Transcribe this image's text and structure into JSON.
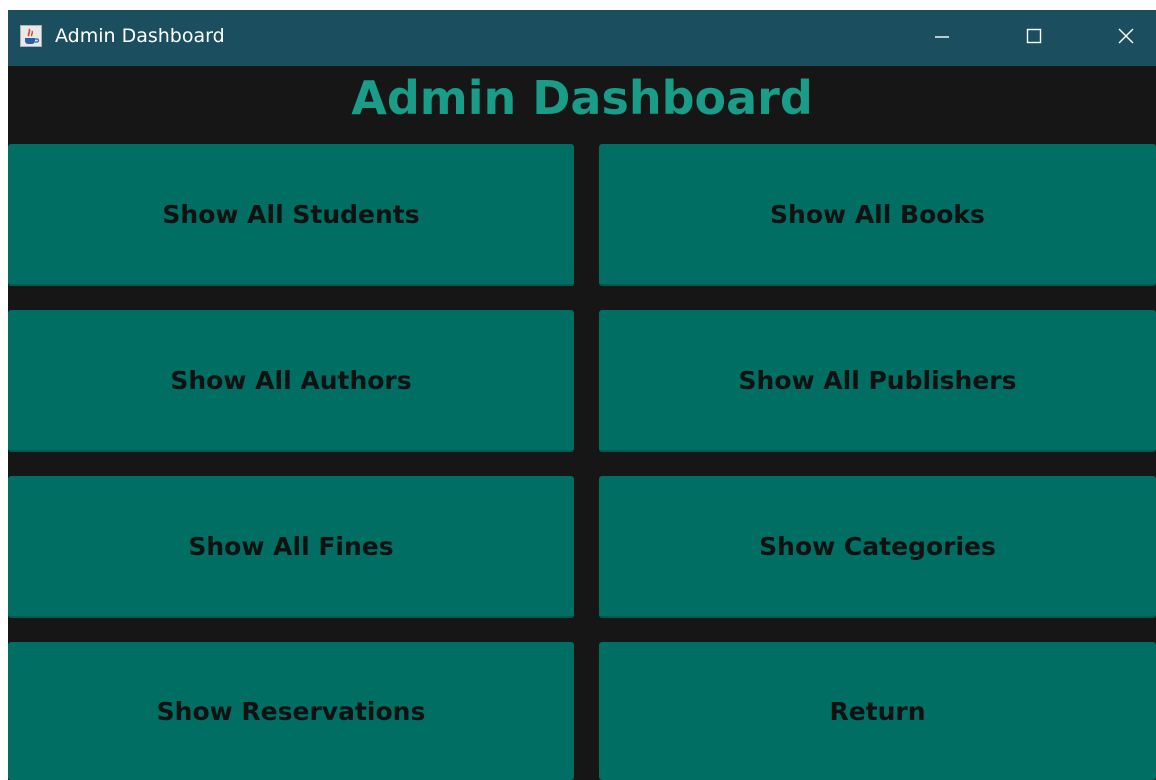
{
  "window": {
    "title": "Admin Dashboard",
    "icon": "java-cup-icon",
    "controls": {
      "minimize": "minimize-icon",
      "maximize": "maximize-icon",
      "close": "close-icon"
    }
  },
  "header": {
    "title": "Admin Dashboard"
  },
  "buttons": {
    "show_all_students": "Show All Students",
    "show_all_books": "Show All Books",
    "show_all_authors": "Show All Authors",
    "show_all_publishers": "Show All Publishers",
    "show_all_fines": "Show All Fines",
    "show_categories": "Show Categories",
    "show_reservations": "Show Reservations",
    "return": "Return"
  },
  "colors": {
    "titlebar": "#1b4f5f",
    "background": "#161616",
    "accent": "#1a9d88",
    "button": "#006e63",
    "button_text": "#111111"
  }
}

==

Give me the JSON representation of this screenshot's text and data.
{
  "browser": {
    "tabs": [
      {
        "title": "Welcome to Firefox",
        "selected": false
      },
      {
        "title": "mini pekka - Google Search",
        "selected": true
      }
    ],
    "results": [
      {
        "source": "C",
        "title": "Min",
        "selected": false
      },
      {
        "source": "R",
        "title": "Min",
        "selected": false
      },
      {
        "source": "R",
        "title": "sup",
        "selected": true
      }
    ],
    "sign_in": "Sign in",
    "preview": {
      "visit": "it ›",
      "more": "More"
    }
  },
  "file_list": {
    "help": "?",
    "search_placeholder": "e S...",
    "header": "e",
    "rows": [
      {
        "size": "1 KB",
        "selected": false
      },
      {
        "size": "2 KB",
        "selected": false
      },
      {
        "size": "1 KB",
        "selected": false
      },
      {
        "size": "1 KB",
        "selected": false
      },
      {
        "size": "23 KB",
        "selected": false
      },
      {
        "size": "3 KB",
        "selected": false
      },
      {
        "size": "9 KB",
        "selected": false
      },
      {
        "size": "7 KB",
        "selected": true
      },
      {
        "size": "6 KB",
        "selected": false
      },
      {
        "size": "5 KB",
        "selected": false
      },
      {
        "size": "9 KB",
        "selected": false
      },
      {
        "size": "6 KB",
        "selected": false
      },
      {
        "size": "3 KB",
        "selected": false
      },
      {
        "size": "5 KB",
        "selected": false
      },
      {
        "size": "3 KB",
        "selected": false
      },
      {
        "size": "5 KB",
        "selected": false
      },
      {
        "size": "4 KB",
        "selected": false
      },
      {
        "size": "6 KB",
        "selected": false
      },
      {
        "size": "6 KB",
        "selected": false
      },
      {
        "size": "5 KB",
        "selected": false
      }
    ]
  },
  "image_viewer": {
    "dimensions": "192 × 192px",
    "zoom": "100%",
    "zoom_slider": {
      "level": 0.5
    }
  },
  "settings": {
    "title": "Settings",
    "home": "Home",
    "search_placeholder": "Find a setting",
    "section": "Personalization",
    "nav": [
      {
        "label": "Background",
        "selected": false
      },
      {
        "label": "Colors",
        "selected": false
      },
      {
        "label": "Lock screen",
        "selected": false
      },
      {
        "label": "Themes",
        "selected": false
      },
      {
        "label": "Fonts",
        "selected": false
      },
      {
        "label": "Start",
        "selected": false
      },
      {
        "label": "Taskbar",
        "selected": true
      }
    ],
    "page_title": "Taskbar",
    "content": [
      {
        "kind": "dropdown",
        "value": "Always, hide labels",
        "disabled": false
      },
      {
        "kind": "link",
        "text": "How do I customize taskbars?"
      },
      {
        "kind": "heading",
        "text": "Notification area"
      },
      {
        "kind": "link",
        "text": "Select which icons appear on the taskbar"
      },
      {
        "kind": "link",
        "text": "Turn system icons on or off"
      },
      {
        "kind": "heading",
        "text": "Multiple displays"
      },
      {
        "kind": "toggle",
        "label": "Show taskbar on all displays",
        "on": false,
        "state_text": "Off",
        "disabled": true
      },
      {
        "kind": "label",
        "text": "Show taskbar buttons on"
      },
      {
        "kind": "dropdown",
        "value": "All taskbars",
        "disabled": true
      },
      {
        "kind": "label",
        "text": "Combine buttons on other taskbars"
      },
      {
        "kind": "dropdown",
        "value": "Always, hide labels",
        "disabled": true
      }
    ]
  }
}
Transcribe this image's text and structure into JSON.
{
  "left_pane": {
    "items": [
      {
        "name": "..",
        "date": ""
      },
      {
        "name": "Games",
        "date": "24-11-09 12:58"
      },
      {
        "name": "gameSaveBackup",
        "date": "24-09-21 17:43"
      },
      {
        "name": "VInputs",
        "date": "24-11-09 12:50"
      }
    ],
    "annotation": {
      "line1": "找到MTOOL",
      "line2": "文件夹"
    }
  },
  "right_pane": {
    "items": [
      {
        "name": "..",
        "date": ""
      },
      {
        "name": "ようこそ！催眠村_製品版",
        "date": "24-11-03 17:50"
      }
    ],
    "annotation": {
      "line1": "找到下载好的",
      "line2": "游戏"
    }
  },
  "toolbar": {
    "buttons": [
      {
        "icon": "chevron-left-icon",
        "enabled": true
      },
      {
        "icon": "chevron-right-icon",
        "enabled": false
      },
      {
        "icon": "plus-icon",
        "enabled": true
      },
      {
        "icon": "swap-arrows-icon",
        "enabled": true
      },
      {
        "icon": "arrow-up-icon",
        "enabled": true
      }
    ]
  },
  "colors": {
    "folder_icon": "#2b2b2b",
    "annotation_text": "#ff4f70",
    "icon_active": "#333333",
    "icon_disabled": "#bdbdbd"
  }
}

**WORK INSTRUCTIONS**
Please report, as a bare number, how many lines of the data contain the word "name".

**ANSWER AREA**
6